(SOURCE MATERIAL)
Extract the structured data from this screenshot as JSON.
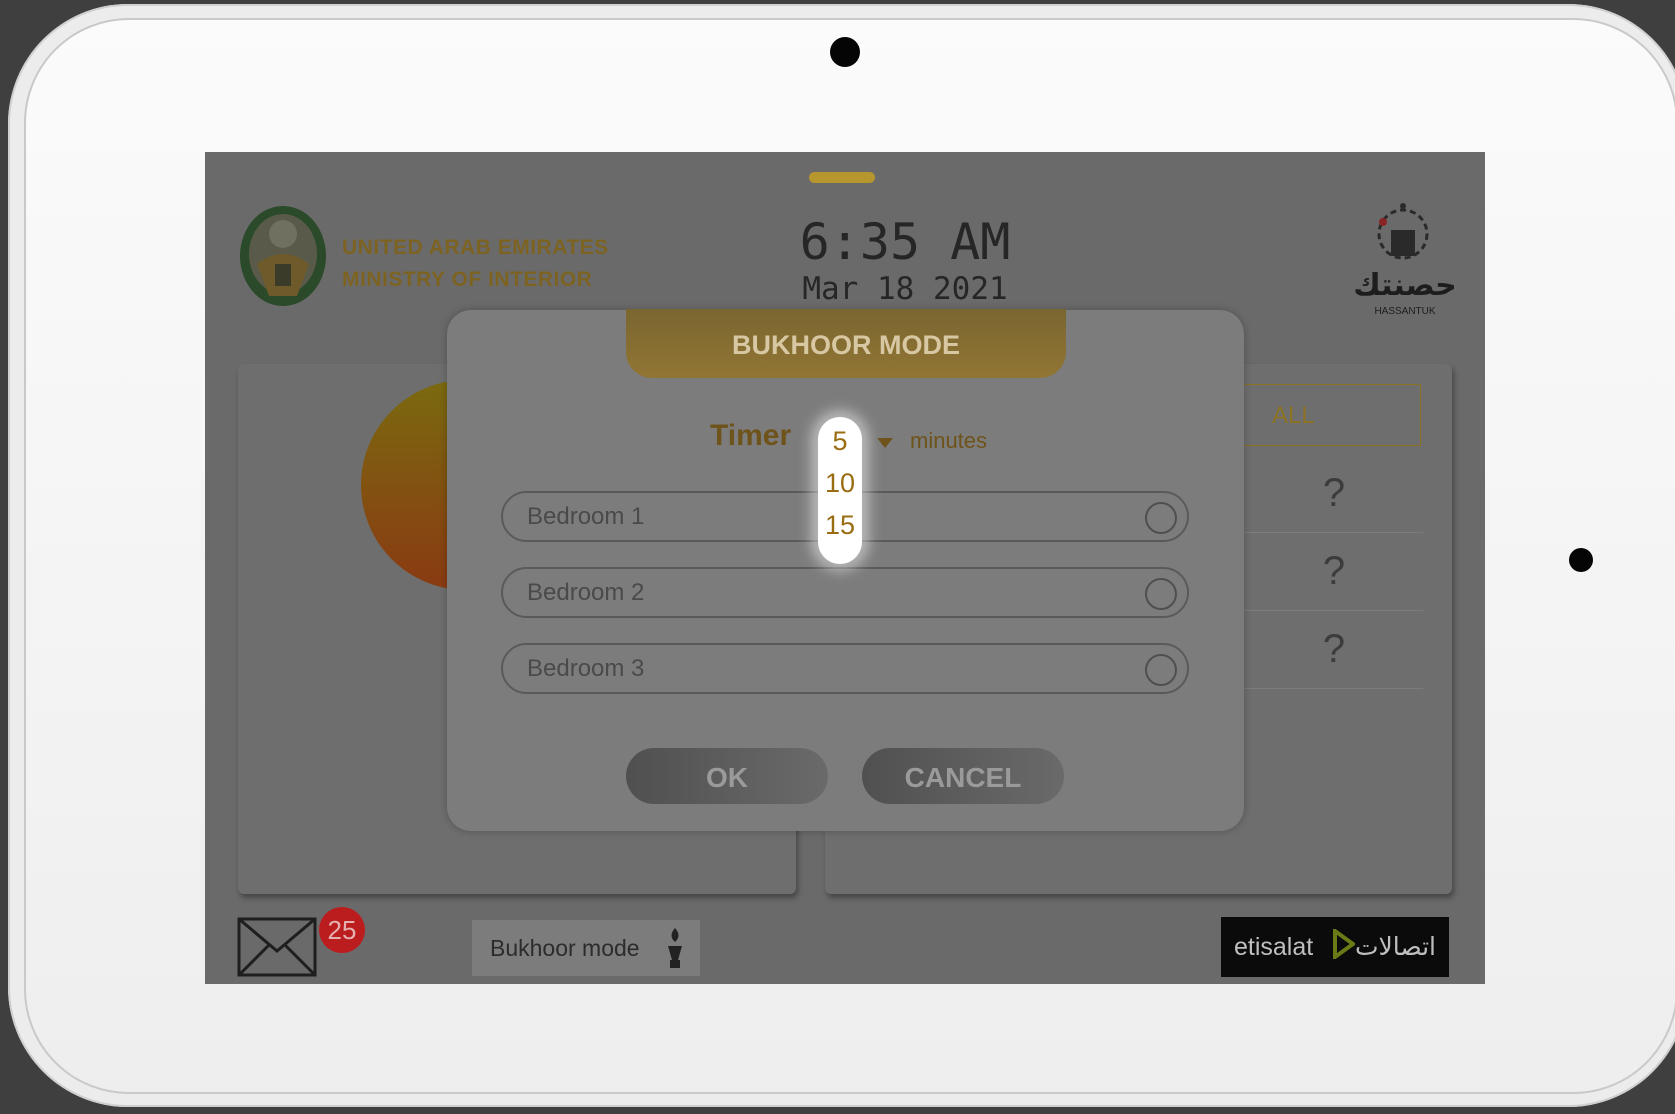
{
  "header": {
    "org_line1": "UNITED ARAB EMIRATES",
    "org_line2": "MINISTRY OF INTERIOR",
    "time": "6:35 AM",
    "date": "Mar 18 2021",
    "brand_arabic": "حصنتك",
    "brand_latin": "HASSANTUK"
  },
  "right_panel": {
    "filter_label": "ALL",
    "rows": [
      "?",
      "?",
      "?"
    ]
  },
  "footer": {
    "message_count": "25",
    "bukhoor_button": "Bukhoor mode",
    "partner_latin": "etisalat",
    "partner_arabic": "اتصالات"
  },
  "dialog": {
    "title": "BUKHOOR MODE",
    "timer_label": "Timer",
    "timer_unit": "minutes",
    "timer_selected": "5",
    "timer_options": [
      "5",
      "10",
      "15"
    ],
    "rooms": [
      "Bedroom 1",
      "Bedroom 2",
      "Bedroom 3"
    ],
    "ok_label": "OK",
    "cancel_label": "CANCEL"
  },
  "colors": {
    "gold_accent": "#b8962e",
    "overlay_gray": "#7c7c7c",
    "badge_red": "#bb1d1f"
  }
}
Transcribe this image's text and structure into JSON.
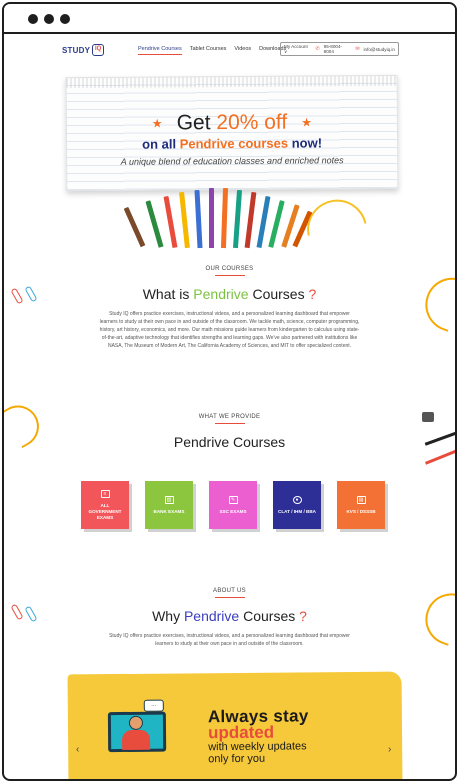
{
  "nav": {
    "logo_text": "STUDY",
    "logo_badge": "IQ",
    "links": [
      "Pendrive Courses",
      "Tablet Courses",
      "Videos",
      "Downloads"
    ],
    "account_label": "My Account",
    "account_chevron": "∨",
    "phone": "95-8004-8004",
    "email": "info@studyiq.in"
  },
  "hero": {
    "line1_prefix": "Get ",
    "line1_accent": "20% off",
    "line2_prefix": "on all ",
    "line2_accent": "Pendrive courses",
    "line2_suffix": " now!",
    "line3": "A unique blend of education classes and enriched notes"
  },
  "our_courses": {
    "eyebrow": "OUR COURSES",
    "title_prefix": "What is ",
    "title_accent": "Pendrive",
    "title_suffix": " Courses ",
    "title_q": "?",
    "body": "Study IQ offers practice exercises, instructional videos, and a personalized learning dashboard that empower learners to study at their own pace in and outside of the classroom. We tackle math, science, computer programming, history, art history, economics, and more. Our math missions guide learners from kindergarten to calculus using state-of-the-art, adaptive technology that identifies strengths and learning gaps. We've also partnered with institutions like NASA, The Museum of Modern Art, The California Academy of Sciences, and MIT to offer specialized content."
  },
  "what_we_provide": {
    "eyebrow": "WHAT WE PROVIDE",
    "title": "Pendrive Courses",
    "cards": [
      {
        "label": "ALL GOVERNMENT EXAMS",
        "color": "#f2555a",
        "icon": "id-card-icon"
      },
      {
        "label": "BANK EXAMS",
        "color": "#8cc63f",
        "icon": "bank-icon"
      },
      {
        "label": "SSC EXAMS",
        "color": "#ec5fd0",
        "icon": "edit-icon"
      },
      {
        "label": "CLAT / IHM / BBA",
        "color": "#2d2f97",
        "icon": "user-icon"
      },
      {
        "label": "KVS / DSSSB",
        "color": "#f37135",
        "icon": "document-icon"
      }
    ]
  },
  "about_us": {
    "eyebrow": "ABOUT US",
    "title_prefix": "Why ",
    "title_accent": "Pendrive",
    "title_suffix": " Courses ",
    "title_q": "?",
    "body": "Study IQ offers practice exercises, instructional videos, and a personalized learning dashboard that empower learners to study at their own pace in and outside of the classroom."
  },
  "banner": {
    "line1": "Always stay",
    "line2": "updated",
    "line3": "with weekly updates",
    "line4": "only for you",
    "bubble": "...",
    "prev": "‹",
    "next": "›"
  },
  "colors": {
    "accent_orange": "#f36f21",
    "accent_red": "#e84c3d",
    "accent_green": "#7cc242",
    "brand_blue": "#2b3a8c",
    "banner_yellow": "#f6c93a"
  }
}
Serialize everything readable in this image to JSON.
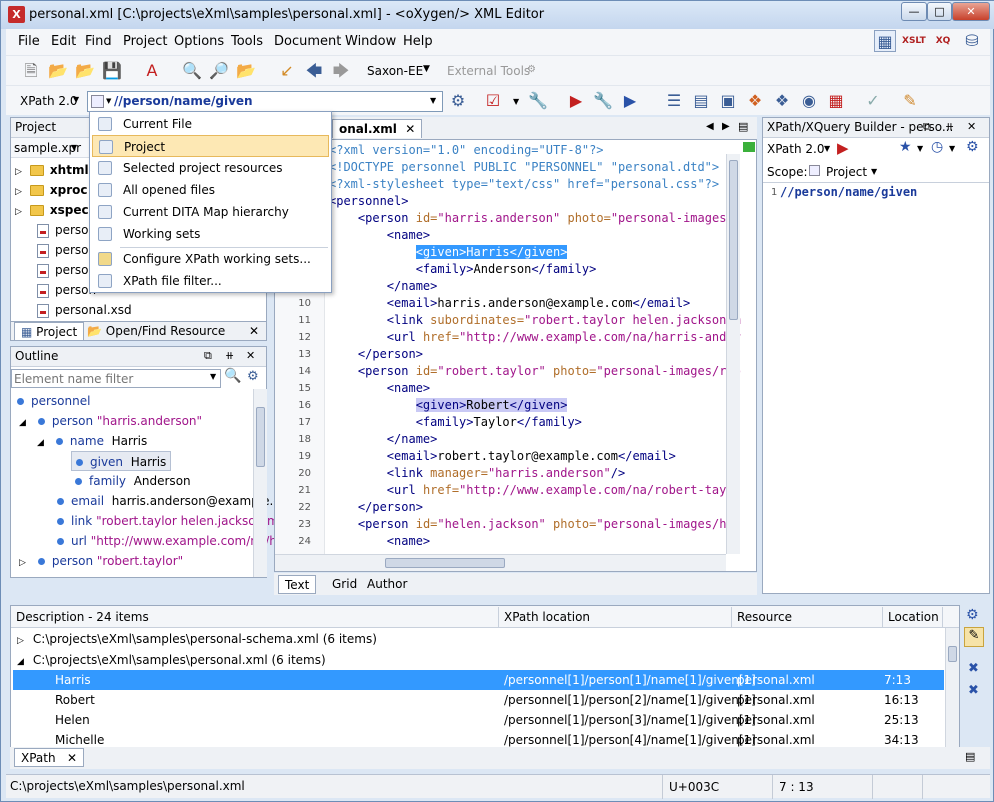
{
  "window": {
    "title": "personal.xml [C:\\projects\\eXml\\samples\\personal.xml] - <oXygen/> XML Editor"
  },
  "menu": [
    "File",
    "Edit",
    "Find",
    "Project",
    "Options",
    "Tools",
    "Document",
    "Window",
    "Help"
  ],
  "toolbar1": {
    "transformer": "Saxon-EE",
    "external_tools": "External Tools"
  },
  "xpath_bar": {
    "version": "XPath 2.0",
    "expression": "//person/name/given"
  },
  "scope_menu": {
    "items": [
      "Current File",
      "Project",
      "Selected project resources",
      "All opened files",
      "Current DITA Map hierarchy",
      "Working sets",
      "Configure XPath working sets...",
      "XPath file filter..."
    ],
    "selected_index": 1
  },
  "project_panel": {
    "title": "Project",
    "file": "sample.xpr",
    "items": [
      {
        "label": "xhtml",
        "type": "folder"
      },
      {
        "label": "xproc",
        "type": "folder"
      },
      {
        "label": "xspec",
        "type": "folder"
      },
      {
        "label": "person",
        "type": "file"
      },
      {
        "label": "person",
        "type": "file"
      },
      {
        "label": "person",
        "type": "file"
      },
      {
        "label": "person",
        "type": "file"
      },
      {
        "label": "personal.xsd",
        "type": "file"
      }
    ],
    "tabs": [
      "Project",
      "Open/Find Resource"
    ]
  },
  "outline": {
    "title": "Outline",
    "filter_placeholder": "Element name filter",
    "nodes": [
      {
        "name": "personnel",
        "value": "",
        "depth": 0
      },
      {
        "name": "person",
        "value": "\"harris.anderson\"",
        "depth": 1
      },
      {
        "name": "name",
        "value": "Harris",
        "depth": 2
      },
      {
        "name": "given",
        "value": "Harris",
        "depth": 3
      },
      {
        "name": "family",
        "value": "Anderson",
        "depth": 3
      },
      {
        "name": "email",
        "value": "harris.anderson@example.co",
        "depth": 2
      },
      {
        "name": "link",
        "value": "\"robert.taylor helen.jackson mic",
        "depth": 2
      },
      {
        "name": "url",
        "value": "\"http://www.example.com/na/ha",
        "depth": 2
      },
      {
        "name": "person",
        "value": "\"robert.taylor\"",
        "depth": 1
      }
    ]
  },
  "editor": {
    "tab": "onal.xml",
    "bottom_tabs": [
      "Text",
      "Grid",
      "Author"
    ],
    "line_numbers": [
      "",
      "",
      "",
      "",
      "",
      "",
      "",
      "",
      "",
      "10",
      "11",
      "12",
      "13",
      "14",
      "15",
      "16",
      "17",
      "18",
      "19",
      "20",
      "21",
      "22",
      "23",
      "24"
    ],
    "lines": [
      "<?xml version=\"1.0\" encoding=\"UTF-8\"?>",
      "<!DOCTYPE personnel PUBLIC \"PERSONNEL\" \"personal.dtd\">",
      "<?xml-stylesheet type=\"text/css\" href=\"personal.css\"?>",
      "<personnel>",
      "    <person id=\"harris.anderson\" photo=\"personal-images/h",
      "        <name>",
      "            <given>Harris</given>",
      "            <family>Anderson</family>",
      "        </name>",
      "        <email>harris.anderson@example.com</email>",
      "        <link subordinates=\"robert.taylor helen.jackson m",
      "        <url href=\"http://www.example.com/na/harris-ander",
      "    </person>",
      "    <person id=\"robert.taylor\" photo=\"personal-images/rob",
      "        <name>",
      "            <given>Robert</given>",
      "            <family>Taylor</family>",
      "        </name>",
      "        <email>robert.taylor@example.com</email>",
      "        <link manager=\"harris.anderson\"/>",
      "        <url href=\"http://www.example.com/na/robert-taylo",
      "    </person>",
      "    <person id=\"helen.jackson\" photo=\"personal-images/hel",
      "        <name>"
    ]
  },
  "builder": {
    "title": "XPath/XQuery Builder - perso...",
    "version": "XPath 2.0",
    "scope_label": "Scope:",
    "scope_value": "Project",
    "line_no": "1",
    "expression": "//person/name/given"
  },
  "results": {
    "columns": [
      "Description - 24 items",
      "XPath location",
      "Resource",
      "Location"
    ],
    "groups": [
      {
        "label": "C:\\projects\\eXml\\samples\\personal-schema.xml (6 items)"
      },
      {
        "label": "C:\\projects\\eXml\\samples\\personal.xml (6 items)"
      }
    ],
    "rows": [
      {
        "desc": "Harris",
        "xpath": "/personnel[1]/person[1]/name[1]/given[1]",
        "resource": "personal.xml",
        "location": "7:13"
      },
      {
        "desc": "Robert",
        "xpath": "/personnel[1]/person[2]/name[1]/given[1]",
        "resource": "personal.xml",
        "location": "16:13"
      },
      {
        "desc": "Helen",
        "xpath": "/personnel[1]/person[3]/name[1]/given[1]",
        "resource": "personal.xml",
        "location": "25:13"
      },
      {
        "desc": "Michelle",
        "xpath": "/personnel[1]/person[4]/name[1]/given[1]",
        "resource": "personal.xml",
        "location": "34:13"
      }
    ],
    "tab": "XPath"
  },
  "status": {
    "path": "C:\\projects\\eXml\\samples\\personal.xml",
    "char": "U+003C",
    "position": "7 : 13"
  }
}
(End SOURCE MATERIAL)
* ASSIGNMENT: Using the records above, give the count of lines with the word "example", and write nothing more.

* RESULT OF THE EXERCISE: 6